3.1.1 Selecting a System Name
You should give some thought as to what your official local host name
should be prior to configuring PMDF. This is not just a matter of
picking a name for your system; if you want to communicate with systems
on the Internet your system will have to be registered as a member of
some network domain. In order to be eligible for registration you must
have a connection to a system on the Internet which is able to perform
name server functions for you.
If you are using PMDF in an isolated (non-Internet) application you may pick any system name that you want. However, you should remember that networks have a way of growing and at some point in the future you may regret a careless decision about naming conventions you made earlier. Try to pick a sane, sensible name which is appropriate to your users, system, and site.
If you've already chosen a TCP/IP hostname, you might use that as your official local host name. Alternately, you could use a more generic e-mail hub name for your official local host name. Should you choose to do that, the PMDF configuration generator will also need to know your TCP/IP hostname. It will prompt for that, with a default answer, when asking about your TCP/IP network.
3.1.2 Authentication and Security
There are various contexts in which users may need to authenticate
themselves (i.e., supply a password): connecting to read their
e-mail via a POP or IMAP client, setting up a personal mailbox filter,
sending e-mail using SASL. PMDF supports performing such authentication
against various authentication sources, such as
/etc/passwd, the PMDF password database, PMDF user
profiles (PMDF MessageStore or PMDF popstore account profiles), or even
an LDAP directory. The PMDF default, allowing authentication against
any of a PMDF user profile, the PMDF password database, or system login

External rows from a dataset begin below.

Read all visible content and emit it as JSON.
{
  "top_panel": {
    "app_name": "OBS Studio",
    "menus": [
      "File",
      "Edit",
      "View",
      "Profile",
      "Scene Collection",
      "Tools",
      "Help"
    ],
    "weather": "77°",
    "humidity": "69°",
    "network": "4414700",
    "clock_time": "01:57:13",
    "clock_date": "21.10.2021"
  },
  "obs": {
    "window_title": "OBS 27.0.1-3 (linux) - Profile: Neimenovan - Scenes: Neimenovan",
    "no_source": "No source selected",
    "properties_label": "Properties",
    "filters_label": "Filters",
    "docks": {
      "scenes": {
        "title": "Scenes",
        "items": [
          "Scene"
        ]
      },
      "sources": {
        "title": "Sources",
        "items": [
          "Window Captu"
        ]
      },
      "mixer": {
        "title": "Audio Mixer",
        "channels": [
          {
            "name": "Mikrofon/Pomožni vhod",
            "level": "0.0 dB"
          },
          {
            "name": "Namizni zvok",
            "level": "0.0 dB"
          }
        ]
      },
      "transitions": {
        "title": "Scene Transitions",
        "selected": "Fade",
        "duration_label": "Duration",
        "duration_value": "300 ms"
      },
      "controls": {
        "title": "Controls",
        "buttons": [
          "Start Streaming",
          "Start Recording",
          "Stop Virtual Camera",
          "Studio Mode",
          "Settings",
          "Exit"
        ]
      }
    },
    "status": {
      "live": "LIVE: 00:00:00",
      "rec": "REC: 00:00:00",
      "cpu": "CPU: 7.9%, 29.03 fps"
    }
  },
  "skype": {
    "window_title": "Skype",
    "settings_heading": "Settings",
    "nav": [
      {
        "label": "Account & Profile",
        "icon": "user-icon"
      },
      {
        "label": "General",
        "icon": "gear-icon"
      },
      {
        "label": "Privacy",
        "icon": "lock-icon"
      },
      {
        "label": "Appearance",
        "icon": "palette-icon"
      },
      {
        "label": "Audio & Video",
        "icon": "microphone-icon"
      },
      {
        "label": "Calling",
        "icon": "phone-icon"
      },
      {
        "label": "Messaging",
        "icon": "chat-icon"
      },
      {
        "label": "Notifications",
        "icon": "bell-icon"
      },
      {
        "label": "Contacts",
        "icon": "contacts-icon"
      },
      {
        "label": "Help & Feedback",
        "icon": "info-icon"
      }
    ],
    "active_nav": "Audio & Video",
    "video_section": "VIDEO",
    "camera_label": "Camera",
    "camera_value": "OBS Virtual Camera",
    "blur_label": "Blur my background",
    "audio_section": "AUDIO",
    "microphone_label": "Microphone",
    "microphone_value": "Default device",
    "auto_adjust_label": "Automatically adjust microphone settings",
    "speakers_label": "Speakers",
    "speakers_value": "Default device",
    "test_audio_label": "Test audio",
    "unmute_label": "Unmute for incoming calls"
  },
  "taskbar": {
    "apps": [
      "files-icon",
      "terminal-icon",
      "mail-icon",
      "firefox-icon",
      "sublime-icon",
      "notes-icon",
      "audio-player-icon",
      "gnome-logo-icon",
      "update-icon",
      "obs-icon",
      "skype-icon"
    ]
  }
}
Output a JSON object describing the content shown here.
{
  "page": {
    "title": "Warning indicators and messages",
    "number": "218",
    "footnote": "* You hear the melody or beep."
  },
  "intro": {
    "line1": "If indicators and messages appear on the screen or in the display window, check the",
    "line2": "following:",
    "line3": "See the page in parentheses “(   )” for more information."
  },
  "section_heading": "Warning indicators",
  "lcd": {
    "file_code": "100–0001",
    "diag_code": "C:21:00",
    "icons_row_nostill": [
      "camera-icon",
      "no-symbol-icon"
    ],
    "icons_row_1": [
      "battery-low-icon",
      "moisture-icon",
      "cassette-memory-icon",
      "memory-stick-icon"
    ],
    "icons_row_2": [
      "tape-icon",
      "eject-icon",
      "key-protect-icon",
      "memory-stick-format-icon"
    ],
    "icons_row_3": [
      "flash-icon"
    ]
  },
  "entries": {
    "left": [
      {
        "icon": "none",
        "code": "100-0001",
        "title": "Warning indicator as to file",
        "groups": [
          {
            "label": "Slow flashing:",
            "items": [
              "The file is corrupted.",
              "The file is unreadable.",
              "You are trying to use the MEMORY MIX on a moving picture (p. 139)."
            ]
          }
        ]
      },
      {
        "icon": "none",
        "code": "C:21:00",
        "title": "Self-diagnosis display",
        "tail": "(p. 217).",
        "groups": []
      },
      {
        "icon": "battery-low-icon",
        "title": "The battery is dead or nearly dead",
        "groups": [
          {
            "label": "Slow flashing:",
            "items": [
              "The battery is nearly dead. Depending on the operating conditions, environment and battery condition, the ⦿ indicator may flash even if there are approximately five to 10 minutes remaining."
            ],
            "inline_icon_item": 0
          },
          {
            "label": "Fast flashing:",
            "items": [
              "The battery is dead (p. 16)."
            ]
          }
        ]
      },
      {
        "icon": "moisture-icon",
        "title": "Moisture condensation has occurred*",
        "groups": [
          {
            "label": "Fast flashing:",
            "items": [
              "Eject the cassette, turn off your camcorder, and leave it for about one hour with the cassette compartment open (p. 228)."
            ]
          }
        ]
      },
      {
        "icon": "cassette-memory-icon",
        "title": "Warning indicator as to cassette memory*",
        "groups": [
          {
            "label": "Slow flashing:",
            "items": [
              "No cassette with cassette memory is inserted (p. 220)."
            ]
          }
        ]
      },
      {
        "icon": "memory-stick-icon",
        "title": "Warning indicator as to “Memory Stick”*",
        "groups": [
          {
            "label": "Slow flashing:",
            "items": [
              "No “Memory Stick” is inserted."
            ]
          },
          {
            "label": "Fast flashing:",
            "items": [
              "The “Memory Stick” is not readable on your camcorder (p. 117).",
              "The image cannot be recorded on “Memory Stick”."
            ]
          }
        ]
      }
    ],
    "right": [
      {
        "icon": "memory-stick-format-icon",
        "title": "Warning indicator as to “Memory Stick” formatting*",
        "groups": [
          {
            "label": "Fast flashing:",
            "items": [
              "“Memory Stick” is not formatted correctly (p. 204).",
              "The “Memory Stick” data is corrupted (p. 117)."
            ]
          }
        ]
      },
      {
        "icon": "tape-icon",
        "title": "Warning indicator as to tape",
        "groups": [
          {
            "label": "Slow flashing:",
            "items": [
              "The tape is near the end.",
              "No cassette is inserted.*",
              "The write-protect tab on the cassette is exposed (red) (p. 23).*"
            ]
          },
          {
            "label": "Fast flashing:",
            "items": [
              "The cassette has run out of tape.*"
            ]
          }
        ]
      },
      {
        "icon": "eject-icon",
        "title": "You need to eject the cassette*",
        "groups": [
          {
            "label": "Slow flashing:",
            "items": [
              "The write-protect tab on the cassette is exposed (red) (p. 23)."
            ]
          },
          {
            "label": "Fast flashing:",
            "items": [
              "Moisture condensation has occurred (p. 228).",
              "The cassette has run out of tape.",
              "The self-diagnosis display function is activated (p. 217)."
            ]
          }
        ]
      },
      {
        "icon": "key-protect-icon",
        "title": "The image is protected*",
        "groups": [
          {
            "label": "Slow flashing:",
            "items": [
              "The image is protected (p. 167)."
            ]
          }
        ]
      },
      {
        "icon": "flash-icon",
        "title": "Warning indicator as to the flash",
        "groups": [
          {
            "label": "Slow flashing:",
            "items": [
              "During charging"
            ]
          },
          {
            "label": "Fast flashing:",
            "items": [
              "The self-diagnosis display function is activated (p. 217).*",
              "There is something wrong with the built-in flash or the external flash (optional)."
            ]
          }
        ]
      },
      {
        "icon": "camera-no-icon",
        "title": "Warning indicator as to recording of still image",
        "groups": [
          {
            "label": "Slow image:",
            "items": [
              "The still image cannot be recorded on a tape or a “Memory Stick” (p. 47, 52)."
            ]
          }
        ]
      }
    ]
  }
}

passwords, is usually a good starting point for most sites. See the
PMDF System Manager's Guide for further information on PMDF authentication and